hertfordshire

Hertfordshire, particularly southern Hertfordshire, is much affected by its closeness to the Metroplitan conurbation, sprouting ubiquitous red brick housing developments and hostile trunk roads. Despite that though much of the county has remained rural and unspoilt.

The west of Hertfordshire rises into the edge of the Chilterns, with its typical small villages and beechwoods. From the Colne Valley’s birch and blackthorn woodlands to the mixed farmlands of the bulk of the county are networks of footpaths for all to enjoy. The county’s most charming town is the city of St Albans. It stands on a hill overseen by St Albans Abbey, a very large and distinctive church, and a cathedral since 1877. St Albans has the important Roman remains of the city of Verulamium. Hertford, the county town, combines the old market town with a busy modern outer town.

County Facts

County Town: Hertford

Main Towns: Abbots Langley, Barnet, Berkhamstead, Bishop’s Stortford, Borehamwood, Hatfield, Hemel Hempstead, Hitchin, Hertford, St Albans, Tring, Watford, Welwyn Garden City.

Main Rivers: Lea, Colne, Stort, Ivel, Rib, Mimram.

Highlights: St Albans Cathderal; Shaw’s Corner, Ayot St Lawrence; Hatfield House; Verulamium roman remains.

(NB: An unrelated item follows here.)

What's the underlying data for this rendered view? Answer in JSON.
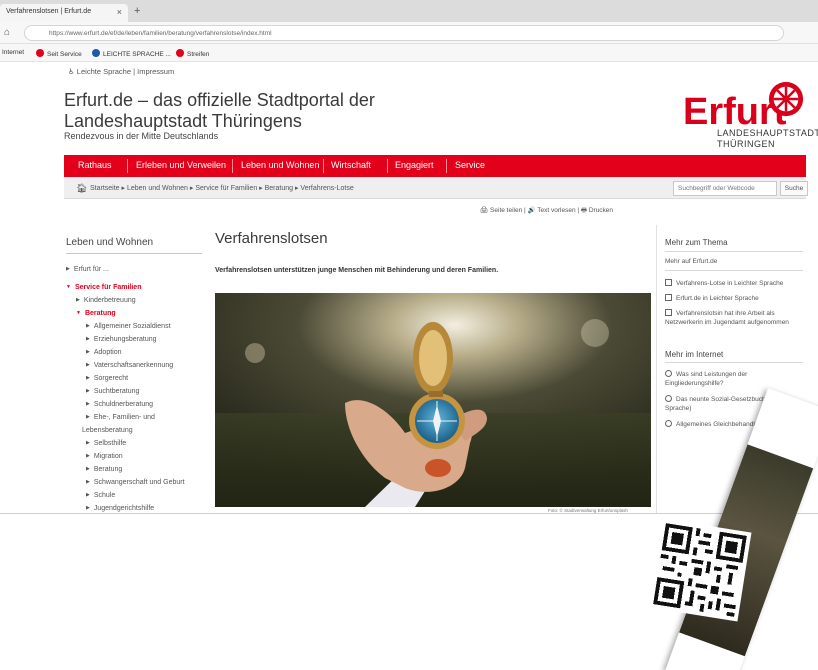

Highest Point: Pavis Wood (nr Hastoe), 803 feet.

Area: 727 sq miles

County Flower: Pasqueflower